YOUR INSTRUCTIONS
List each line of the data in which the string "Derzeit" appears.

[SOURCE MATERIAL]

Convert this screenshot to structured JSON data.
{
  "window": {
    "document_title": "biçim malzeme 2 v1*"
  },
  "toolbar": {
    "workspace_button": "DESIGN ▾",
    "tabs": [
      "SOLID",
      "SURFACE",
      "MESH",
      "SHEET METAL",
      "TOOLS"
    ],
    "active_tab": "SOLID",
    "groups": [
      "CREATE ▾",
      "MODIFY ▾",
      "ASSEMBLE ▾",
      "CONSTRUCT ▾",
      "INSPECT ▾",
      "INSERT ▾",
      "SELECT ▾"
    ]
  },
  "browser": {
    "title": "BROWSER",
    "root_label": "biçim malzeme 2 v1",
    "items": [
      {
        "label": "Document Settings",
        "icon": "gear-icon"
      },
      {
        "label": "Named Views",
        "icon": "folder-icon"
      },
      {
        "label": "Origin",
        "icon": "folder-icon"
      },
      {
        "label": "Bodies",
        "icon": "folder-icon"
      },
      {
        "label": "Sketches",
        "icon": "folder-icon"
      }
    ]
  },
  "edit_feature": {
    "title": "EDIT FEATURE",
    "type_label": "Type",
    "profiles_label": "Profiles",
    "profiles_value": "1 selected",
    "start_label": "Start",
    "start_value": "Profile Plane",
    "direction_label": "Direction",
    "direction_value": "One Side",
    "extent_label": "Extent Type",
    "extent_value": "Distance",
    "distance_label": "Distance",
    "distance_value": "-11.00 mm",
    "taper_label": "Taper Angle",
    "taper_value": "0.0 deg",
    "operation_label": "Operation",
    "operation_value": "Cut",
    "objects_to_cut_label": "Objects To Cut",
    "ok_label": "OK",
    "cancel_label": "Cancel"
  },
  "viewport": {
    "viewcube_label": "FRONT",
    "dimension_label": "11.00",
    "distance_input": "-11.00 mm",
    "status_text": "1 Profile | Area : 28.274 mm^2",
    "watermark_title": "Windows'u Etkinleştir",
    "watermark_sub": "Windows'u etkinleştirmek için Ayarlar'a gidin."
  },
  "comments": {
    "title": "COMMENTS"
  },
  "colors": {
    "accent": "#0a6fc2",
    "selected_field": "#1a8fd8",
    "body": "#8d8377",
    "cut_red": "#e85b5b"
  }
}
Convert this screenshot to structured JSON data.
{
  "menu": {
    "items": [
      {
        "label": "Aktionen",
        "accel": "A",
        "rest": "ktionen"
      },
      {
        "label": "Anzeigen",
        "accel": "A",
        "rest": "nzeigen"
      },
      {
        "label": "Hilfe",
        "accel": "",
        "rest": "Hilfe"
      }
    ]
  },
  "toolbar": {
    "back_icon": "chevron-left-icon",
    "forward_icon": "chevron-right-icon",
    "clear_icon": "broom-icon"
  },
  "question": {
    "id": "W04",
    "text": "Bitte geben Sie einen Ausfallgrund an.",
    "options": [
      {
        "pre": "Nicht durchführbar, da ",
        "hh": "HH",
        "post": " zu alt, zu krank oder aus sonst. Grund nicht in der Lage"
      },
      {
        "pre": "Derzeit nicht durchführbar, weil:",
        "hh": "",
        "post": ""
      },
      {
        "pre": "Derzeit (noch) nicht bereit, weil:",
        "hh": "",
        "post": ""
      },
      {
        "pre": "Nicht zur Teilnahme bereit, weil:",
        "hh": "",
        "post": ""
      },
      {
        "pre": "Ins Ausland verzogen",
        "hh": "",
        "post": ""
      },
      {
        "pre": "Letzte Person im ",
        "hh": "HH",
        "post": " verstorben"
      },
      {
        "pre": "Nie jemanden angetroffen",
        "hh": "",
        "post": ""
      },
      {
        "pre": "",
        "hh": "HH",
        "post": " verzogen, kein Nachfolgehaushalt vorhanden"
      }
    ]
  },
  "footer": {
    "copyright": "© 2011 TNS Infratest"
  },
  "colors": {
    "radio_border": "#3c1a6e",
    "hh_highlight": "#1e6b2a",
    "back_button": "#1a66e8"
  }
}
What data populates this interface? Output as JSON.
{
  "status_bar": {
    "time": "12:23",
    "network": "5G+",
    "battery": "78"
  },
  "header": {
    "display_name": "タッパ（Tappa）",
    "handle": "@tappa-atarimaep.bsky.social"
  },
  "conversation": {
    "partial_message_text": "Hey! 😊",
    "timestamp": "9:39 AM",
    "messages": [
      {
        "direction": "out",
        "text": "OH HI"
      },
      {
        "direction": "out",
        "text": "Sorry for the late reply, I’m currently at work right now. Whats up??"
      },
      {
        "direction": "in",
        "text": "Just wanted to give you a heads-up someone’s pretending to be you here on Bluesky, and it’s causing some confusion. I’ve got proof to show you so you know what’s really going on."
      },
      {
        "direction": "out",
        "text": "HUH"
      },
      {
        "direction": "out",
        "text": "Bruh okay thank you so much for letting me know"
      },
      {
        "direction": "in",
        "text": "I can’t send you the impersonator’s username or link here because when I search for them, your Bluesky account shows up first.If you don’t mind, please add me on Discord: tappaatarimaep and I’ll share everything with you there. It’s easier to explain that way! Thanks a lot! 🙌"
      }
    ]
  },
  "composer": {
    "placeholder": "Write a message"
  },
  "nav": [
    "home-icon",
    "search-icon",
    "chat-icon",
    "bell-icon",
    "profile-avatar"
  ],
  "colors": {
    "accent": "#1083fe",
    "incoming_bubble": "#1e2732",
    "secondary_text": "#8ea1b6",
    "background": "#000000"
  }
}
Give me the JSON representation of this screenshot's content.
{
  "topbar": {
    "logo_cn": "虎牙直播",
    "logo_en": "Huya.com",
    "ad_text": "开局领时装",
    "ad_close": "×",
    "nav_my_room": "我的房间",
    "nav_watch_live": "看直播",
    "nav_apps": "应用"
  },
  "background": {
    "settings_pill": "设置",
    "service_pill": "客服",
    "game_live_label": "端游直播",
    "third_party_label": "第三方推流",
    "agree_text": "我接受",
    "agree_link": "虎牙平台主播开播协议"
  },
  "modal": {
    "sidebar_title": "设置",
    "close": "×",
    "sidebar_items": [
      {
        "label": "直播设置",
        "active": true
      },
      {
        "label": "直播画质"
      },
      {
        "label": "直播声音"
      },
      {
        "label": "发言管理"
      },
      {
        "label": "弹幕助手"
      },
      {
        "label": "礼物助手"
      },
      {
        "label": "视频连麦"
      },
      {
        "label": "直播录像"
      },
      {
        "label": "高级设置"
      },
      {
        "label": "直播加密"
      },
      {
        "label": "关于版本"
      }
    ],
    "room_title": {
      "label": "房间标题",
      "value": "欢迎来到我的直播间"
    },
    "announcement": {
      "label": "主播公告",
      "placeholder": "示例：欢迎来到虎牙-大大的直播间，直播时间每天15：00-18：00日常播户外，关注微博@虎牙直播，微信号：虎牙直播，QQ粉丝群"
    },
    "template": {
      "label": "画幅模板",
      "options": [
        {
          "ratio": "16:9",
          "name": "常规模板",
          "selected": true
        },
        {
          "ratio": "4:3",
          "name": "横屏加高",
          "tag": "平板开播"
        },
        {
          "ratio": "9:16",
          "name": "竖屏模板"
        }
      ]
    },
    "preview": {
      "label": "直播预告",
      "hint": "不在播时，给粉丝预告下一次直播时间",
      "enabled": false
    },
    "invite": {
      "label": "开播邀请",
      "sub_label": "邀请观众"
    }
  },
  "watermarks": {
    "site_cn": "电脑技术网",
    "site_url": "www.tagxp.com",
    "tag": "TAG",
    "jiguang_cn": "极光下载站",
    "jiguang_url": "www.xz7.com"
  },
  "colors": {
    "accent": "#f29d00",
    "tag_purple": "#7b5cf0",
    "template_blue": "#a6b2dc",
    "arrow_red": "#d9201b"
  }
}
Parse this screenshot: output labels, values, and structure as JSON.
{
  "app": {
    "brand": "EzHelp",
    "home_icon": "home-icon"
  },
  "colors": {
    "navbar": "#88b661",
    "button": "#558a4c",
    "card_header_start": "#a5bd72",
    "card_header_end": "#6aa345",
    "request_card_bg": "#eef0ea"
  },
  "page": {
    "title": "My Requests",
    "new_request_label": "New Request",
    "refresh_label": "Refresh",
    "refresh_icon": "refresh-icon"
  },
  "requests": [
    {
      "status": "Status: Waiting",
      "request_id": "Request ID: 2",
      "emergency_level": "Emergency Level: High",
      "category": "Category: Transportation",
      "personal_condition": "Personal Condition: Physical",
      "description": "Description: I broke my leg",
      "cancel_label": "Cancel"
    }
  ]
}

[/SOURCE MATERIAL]

FINAL ANSWER
        "pre": "Derzeit nicht durchführbar, weil:",
        "pre": "Derzeit (noch) nicht bereit, weil:",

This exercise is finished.